Dark Knowledge, the third title in my Metropolis series of novels set in nineteenth-century New York, was released by Anaphora Literary Press on January 5, 2018, making it available from Amazon and Barnes & Noble. Signed copies are available from the author. For more about this and other works of mine, see below following the post.
A note to my friends: Yes, I publicize my books, because you have to, and this year there will be more. BUT: Don't buy them unless you really wish to read them. I don't want to be one of those writers whose friends say, "Oh my God, he's published another book! I suppose we'll have to buy it." Some of my friends buy all my books, some buy none, and some buy some but not others, and all of that is okay. In time, books usually find their audience.
Greenwich Village, including the West Village where I live and the East Village, has seen many significant beginnings. For instance:
- Jane Jacobs, the pioneering preservationist, wrote her first book, The Life and Death of Great American Cities, while living here, and in the 1960s helped defeat an urban renewal plan by Robert Moses that would have devastated Washington Square Park -- the first defeat of such a plan.
- The first public meeting of the NAACP occurred here at Cooper Union in 1909.
- Margaret Sanger, the founder in 1916 of the first birth control clinic, lived here.
- Thomas Paine, the fiery patriot whose 1776 pamphlet Common Sense helped bring on the American Revolution, lived here.
- Bell Labs, where TV, talkie movies, lasers, and the transistor were developed, was here from 1898 to 1966.
- Dating from 1971, Westbeth, the first large-scale adaptation of an industrial building (Bell Labs) for residential use, is here.
- Bob Dylan first performed here, at Gerde's Folk City, in 1961.
- Billie Holiday first sang her protest against lynching, Strange Fruit," here at the first racially integrated nightclub, Café Society.
- The first community garden was here.
- Hare Krishna was founded here in 1965.
- The gay rights movement began here with the Stonewall Riots of 1969.
- The first rock musical, Hair, was produced here at the Public Theater in 1967.
Money: Is It Even Real?
|The Fort Knox gold vault today.|
|Bars of gold in the gold vault of the Federal|
Reserve Bank of New York.

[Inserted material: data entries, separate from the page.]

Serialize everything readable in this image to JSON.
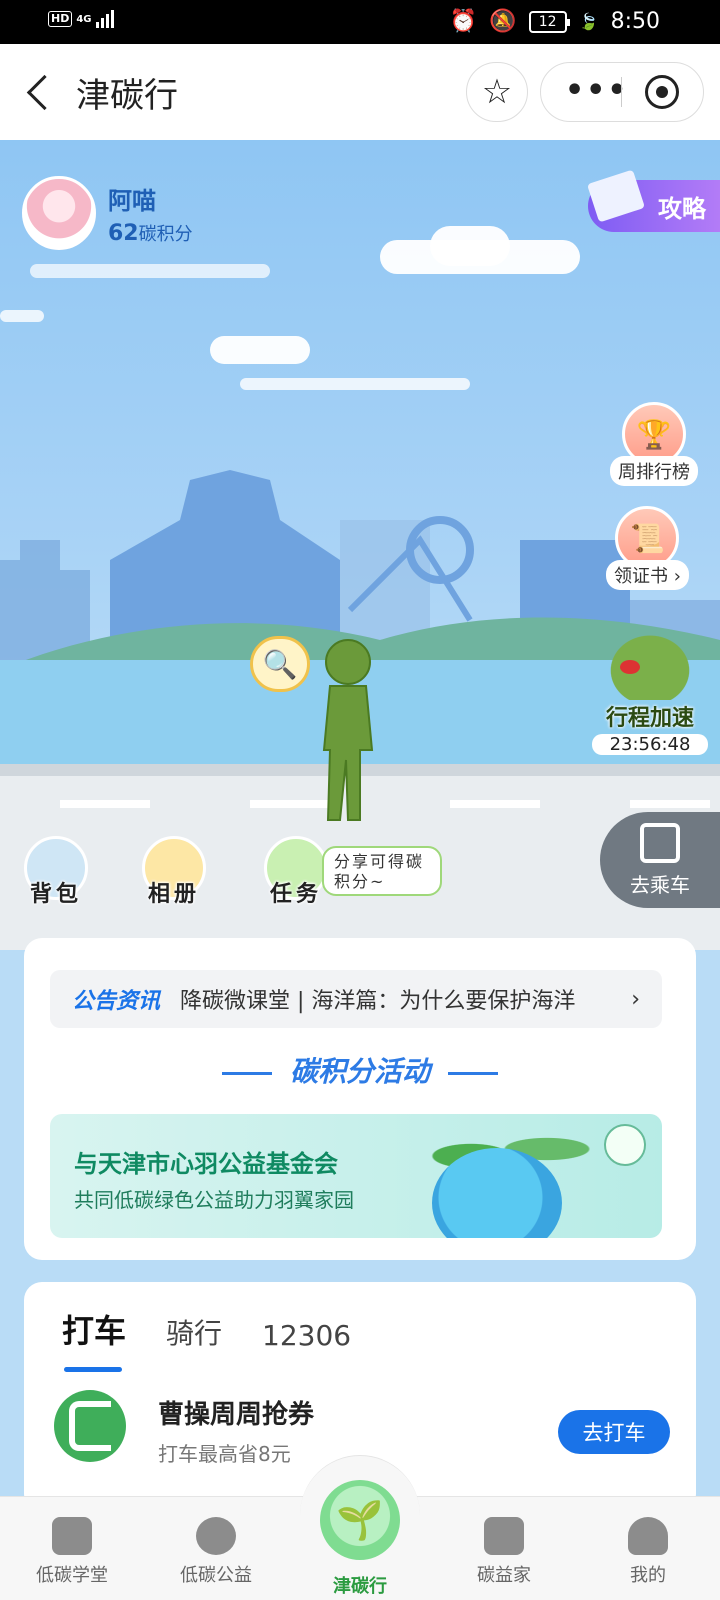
{
  "status_bar": {
    "hd": "HD",
    "network": "4G",
    "battery": "12",
    "time": "8:50"
  },
  "nav": {
    "title": "津碳行",
    "more": "•••"
  },
  "profile": {
    "name": "阿喵",
    "points": "62",
    "points_unit": "碳积分"
  },
  "guide_label": "攻略",
  "side_buttons": {
    "weekly_rank": "周排行榜",
    "certificate": "领证书 ›"
  },
  "trip_accelerate": {
    "label": "行程加速",
    "countdown": "23:56:48"
  },
  "scene_buttons": {
    "backpack": "背包",
    "album": "相册",
    "tasks": "任务",
    "share_tip": "分享可得碳积分~",
    "take_bus": "去乘车"
  },
  "notice": {
    "tag": "公告资讯",
    "text": "降碳微课堂 | 海洋篇：为什么要保护海洋"
  },
  "activity": {
    "title": "碳积分活动",
    "banner_title": "与天津市心羽公益基金会",
    "banner_subtitle": "共同低碳绿色公益助力羽翼家园"
  },
  "travel": {
    "tabs": [
      "打车",
      "骑行",
      "12306"
    ],
    "active_tab": 0,
    "offer_title": "曹操周周抢券",
    "offer_subtitle": "打车最高省8元",
    "offer_button": "去打车"
  },
  "bottom_nav": [
    {
      "label": "低碳学堂",
      "icon": "book-icon"
    },
    {
      "label": "低碳公益",
      "icon": "heart-hand-icon"
    },
    {
      "label": "津碳行",
      "icon": "leaf-icon"
    },
    {
      "label": "碳益家",
      "icon": "store-icon"
    },
    {
      "label": "我的",
      "icon": "user-icon"
    }
  ],
  "colors": {
    "primary": "#1a73e8",
    "green": "#2b9b40",
    "sky": "#a9d3f6"
  }
}
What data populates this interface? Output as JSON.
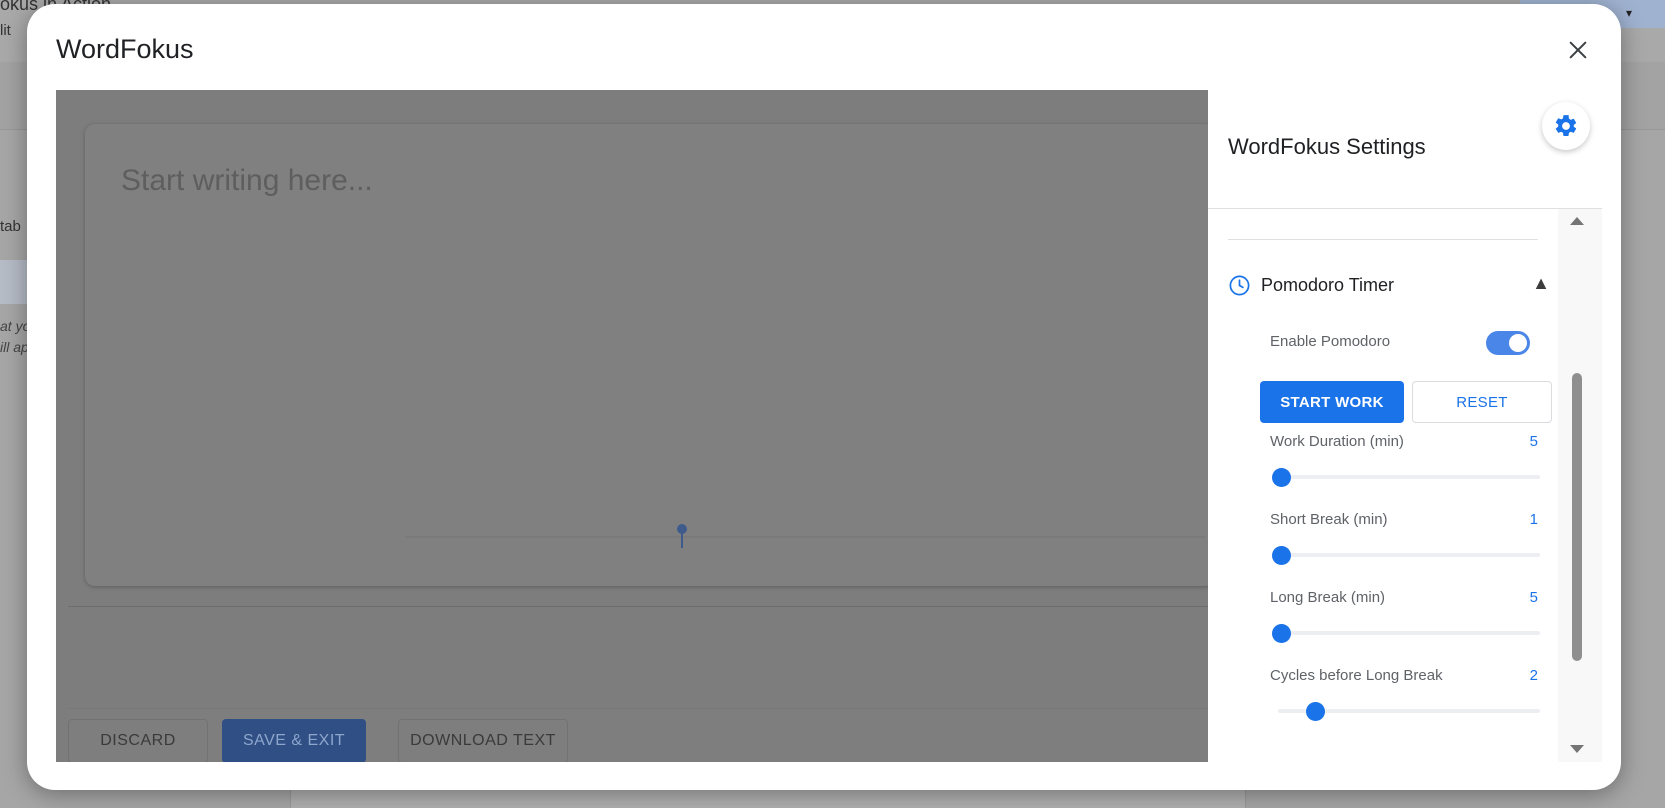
{
  "background": {
    "doc_title": "okus in Action",
    "menu_text": "lit",
    "tab_text": "tab",
    "hint_lines": [
      "at yo",
      "ill ap"
    ]
  },
  "modal": {
    "title": "WordFokus",
    "close_icon": "close-icon"
  },
  "editor": {
    "placeholder": "Start writing here...",
    "footer": {
      "discard_label": "DISCARD",
      "save_label": "SAVE & EXIT",
      "download_label": "DOWNLOAD TEXT"
    }
  },
  "settings": {
    "title": "WordFokus Settings",
    "gear_icon": "gear-icon",
    "pomodoro": {
      "section_label": "Pomodoro Timer",
      "caret": "▲",
      "enable_label": "Enable Pomodoro",
      "enabled": true,
      "start_label": "START WORK",
      "reset_label": "RESET",
      "sliders": [
        {
          "label": "Work Duration (min)",
          "value": "5"
        },
        {
          "label": "Short Break (min)",
          "value": "1"
        },
        {
          "label": "Long Break (min)",
          "value": "5"
        },
        {
          "label": "Cycles before Long Break",
          "value": "2"
        }
      ]
    }
  },
  "colors": {
    "accent": "#1a73e8",
    "toggle_on": "#4a86e8"
  }
}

A new form of money has surfaced recently: bitcoin, a digital currency launched in 2009 by persons unknown using the name Satoshi Nakamoto and not backed by any central bank. Like conventional money, however, it depends on people having faith in it. It has proved profitable for some, but at present I see it, and other digital currencies that have since appeared, as just another form of funny money, a highly speculative venture that could well end as most speculations do: in a bust.
If you love the city (or hate it), this may be the book for you. An award winner, it sold well at BookCon 2017.
"If you want wonderful inside tales about New York, this is the book for you. Cliff Browder has a way with his writing that makes the city I lived in for 40 plus years come alive in a new and delightful way. A refreshing view on NYC that will not disappoint." Five-star Amazon customer review by Bill L.
For readers who like historical fiction and a fast-moving story.
"A real yarn of a story about a lovable pickpocket who gets into trouble and has a great adventure. A must read." Five-star Amazon customer review by nicole w brown.
"This was a fun book. The main character seemed like a cross between Huck Finn and a Charles Dickens character. I would recommend this." Four-star LibraryThing review by stephvin.
"A lively and entertaining tale. The writing styles, plot, pace and character development were excellent." Four-star LibraryThing early review by BridgitDavis.
"I am glad that I have read this book as it goes into great detail and the presentation is amazing. The Author obviously knows his stuff." Four-star LibraryThing early review by Moiser20.
What was the gay scene like in nineteenth-century New York? Gay romance, if you like, but no porn (I don't do porn). Women have read it and reviewed it. (The cover illustration doesn't hurt.)
"At times amusing, gritty, heartfelt and a little sexy -- this would make a great summer read." Four-star Amazon customer review by BobW.
"Really more of a fantasy of a 19th century gay life than any kind of historical representation of the same." Three-star Goodreads review by Rachel.